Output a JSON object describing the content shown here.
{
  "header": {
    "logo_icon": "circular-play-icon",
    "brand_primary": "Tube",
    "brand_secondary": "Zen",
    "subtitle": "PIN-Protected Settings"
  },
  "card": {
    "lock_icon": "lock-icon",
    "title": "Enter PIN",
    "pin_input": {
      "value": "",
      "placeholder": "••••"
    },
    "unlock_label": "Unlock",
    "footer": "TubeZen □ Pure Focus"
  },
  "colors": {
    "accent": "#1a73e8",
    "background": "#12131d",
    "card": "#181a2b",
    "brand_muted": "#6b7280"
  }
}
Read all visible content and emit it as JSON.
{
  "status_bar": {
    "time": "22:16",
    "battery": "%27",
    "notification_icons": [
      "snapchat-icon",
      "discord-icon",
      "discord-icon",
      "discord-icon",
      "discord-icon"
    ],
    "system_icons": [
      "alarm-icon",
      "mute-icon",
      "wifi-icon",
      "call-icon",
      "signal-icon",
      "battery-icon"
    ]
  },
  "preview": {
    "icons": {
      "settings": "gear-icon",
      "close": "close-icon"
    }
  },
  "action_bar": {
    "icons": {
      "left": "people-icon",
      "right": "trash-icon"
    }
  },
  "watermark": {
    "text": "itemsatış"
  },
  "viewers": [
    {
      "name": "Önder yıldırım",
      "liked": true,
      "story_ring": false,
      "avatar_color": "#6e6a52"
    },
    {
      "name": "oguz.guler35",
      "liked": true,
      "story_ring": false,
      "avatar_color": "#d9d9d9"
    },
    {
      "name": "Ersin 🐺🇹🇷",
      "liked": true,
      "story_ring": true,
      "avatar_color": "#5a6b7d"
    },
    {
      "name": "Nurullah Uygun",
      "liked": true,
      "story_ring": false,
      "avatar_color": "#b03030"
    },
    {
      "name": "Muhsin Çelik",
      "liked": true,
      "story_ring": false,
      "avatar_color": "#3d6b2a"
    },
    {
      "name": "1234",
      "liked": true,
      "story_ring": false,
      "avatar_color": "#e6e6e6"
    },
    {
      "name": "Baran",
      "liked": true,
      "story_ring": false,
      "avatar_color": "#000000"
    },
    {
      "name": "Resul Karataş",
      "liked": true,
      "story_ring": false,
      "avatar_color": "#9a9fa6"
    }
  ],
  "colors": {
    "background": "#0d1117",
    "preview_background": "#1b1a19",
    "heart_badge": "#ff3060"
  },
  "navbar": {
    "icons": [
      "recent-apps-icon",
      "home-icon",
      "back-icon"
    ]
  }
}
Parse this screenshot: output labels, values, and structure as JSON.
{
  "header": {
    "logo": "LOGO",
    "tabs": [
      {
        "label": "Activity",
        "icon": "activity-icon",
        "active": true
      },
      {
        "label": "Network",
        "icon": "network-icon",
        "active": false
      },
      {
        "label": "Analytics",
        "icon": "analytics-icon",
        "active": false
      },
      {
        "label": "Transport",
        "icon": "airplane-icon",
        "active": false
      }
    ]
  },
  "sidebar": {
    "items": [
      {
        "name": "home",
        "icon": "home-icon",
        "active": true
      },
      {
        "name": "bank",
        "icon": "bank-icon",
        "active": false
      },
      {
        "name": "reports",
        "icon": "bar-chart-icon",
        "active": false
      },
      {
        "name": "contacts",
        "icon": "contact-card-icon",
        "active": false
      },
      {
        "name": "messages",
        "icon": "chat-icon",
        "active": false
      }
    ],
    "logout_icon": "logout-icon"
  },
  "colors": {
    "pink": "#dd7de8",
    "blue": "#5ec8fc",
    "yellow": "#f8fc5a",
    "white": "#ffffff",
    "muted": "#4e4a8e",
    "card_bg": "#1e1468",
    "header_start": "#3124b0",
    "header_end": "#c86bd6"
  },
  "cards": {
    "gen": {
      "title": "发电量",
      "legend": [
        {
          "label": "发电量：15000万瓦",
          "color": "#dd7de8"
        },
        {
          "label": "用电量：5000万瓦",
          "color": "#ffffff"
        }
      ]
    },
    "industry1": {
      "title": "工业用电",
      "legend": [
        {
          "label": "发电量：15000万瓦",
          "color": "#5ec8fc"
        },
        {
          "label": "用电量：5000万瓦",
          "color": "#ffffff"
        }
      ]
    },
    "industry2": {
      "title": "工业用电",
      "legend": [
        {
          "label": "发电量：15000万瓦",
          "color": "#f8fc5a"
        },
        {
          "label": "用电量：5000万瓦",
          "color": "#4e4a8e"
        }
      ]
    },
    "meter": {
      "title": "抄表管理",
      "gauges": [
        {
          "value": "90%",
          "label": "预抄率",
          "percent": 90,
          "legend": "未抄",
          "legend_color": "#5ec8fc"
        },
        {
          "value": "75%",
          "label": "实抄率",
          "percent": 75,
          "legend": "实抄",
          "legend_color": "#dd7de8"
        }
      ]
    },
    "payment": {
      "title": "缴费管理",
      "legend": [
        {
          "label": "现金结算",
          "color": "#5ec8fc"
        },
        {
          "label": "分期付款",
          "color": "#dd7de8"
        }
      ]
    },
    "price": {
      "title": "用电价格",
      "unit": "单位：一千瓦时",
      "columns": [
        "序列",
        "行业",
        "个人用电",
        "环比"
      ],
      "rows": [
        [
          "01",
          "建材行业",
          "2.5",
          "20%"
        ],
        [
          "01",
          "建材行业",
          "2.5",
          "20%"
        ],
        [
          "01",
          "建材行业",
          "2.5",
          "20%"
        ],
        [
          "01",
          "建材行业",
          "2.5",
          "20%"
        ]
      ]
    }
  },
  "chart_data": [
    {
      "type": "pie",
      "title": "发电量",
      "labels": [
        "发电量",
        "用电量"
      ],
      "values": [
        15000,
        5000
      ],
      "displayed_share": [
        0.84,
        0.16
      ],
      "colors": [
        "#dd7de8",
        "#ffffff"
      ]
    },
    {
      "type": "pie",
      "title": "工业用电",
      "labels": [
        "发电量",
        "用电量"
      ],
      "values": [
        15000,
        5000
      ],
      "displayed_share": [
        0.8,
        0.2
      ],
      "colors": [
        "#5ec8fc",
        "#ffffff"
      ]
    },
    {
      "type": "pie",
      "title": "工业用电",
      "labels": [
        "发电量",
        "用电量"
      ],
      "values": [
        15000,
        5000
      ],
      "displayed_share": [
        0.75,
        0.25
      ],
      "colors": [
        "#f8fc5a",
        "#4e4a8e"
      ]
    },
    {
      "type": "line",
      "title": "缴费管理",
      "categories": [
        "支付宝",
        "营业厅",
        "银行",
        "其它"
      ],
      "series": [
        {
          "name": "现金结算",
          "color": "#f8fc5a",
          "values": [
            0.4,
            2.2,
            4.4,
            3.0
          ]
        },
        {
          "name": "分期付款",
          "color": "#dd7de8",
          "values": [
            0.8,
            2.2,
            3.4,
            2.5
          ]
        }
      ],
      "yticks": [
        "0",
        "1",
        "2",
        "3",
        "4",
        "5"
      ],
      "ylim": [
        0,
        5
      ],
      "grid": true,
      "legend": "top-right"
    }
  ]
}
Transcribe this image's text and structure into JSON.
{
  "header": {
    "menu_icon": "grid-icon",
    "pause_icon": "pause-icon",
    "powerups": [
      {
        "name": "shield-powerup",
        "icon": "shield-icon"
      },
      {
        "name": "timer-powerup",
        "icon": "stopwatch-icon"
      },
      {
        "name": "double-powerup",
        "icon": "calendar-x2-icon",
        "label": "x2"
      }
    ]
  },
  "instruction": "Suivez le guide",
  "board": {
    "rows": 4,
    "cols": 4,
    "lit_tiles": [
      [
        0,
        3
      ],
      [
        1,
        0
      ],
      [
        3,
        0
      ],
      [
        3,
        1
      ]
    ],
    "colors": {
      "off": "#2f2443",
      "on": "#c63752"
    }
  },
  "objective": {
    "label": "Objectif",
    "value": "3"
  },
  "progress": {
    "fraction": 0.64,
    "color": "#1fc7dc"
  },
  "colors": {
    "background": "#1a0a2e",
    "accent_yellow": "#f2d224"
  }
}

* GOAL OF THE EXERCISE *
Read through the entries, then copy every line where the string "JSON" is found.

* OUTPUT OF THE EXERCISE *
Output a JSON object describing the content shown here.
Read all visible content and emit it as JSON.
Parse this screenshot: output labels, values, and structure as JSON.
Transcribe this image's text and structure into JSON.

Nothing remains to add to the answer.